I-5 Viaduct Retrofit The next generation Medford Viaduct may include wider, safer shoulders and a more stable foundation. That’s the recommendation of a multi-year I-5 Medford Viaduct Planning and Environmental Study. “There is no funding identified for construction,” said ODOT Planner Lisa Cornutt, who briefed the Medford City Council on the study last month. “And the next step is to search for the funding—about $85 million—which we hope we’ll secure in the next decade.” The multi-year study looked at rerouting Interstate 5 or replacing the nearly 60 yearold structure, but the consultant and local teams soon looked at the more feasible – and financially reasonable – retrofit of the bridge. The nearly half-mile long bridge that runs through Medford and east of downtown carries more than 51,000 vehicles a day. It’s not only a main connector for Medford and Rogue Valley traffic, it’s also a critical northsouth freight route for the West Coast. Operational problems When opened in 1962, the viaduct carried far less traffic than today, even in the summer. It was built with two 12-foot travel lanes in each direction. Shoulders were three feet wide, not enough for a stopped vehicle in an emergency. Guardrail, not concrete barrier, separated the travel lanes.
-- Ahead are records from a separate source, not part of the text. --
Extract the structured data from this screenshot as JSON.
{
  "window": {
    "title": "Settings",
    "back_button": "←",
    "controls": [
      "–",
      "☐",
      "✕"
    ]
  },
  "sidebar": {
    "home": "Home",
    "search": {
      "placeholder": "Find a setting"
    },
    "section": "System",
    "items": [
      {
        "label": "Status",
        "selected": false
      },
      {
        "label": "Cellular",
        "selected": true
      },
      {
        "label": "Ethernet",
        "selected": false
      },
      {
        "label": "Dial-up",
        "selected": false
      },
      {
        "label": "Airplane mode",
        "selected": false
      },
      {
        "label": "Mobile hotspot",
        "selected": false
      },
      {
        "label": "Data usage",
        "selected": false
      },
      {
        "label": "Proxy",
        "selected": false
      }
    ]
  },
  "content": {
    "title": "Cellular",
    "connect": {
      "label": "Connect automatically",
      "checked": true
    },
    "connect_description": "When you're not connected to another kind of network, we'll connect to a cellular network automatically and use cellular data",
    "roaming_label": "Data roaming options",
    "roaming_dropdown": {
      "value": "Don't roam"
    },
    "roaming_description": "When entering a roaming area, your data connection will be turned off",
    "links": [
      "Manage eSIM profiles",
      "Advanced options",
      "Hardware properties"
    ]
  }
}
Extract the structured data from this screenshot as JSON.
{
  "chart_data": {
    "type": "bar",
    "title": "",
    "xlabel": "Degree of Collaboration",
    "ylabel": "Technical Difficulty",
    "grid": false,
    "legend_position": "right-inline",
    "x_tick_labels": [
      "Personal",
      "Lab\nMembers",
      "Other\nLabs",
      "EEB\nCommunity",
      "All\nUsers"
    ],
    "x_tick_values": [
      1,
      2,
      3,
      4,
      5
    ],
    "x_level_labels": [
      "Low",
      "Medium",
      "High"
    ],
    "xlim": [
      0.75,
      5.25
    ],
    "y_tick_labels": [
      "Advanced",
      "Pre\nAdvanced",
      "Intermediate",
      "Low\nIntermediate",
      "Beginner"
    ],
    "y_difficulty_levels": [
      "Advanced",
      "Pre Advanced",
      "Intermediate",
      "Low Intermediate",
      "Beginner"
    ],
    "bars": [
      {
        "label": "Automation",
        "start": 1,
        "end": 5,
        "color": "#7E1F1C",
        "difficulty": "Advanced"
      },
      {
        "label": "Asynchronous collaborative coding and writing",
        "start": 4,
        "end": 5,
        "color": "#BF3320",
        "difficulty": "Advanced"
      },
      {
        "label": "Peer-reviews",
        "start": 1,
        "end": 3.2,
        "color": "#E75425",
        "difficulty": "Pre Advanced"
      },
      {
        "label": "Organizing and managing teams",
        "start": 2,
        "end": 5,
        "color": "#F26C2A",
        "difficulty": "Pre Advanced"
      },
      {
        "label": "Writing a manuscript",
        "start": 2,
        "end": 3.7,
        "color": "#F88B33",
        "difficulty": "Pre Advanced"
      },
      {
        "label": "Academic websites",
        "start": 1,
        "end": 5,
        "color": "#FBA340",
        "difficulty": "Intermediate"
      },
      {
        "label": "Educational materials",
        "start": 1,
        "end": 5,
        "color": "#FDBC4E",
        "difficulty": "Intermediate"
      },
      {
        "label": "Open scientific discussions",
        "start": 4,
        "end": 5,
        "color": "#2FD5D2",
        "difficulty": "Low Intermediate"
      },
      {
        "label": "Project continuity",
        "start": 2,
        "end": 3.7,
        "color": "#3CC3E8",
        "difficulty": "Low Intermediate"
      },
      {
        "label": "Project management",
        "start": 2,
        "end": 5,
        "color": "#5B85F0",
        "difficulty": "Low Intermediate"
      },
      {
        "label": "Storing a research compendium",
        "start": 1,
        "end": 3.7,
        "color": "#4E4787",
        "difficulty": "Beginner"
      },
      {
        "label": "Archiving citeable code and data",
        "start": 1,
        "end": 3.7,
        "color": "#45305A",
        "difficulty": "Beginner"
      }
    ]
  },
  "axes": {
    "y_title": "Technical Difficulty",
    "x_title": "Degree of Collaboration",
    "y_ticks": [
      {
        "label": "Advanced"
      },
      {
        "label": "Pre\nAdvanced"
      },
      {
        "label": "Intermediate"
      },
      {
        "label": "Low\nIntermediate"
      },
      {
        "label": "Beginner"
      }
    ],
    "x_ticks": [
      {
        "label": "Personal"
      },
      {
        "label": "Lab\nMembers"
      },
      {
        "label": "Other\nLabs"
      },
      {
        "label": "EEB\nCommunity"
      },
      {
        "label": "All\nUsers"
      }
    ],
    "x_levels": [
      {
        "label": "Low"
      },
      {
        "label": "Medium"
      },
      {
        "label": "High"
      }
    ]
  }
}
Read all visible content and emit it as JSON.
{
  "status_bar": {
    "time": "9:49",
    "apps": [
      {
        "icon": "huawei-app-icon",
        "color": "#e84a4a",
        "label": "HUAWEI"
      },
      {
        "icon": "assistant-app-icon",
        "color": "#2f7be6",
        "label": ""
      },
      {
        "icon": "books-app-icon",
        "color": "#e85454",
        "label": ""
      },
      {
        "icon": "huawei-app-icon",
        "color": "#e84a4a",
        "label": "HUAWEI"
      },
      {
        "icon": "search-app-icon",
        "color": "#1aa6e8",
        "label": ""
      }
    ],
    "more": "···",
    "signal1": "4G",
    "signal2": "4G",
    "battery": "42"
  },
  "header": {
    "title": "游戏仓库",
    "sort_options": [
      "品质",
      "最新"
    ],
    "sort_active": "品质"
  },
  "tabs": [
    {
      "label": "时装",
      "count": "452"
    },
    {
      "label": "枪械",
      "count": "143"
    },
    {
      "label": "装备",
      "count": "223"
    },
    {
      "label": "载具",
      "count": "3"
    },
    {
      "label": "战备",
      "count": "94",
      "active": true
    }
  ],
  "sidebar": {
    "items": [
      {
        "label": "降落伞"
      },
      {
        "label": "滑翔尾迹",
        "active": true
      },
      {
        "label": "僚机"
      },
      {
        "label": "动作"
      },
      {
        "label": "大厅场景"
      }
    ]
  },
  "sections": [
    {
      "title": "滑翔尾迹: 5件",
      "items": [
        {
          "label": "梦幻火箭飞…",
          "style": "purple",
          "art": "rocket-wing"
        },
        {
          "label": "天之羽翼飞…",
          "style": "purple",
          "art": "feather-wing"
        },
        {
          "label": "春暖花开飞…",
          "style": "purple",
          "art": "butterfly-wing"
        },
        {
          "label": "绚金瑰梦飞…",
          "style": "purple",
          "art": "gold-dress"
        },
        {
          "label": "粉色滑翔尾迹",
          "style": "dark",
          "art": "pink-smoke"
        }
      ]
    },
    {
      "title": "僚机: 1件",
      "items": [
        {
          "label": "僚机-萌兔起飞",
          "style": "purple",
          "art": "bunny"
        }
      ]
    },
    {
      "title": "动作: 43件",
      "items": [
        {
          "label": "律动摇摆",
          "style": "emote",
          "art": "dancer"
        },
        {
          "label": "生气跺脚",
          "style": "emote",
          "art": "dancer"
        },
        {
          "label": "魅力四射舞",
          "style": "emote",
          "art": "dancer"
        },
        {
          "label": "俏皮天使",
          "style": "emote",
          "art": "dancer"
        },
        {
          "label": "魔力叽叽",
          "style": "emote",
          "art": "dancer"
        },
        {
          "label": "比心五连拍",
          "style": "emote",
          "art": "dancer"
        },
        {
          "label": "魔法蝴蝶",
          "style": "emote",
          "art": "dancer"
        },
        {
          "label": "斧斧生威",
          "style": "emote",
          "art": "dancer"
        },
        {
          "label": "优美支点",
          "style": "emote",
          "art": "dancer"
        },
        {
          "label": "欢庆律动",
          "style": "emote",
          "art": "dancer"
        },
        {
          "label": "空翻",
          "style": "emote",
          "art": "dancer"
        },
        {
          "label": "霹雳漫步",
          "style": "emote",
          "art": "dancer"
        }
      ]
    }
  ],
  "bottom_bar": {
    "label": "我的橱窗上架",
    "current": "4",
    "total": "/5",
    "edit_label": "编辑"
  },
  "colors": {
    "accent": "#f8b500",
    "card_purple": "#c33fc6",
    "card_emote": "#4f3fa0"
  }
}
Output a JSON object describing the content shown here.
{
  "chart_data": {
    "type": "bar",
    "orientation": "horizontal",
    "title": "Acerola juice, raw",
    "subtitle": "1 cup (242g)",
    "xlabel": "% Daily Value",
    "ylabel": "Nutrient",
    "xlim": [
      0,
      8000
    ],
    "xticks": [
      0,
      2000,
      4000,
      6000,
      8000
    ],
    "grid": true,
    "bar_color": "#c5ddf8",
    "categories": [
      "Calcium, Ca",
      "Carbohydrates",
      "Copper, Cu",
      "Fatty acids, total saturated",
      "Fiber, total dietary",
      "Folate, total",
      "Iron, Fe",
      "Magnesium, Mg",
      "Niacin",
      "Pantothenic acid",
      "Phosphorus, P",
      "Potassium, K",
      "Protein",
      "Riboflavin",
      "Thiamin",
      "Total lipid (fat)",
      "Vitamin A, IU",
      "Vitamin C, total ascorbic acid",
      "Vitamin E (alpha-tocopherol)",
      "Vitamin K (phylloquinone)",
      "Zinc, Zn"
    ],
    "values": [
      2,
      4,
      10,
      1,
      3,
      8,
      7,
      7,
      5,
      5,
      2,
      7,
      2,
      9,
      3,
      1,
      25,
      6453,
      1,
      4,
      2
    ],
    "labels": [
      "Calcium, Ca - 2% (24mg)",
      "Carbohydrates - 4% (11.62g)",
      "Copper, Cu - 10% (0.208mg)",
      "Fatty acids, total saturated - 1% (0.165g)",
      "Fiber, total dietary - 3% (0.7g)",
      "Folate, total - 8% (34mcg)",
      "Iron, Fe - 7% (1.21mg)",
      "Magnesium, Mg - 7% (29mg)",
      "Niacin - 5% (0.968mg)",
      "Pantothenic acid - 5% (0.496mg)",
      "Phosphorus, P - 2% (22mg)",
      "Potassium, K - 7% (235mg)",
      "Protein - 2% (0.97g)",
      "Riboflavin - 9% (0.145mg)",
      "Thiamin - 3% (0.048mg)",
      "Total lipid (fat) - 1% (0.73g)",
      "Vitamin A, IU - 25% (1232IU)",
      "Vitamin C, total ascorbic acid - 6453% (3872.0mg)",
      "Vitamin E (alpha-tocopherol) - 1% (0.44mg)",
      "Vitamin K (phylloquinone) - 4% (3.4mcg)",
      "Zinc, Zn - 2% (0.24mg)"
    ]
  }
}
Surprisingly, the crash rate is higher on either side of the viaduct than on the structure itself. Traffic engineers attribute that to drivers being their best—and not passing—while on the bridge. Yet it’s not without its problems. “Given the increased growth in Medford and along the I-5 corridor, we’re looking forward to identifying a funding source for further design and construction of this project,” said ODOT District Manager Jerry Marmon.
story continued on page 20 May 17, 2019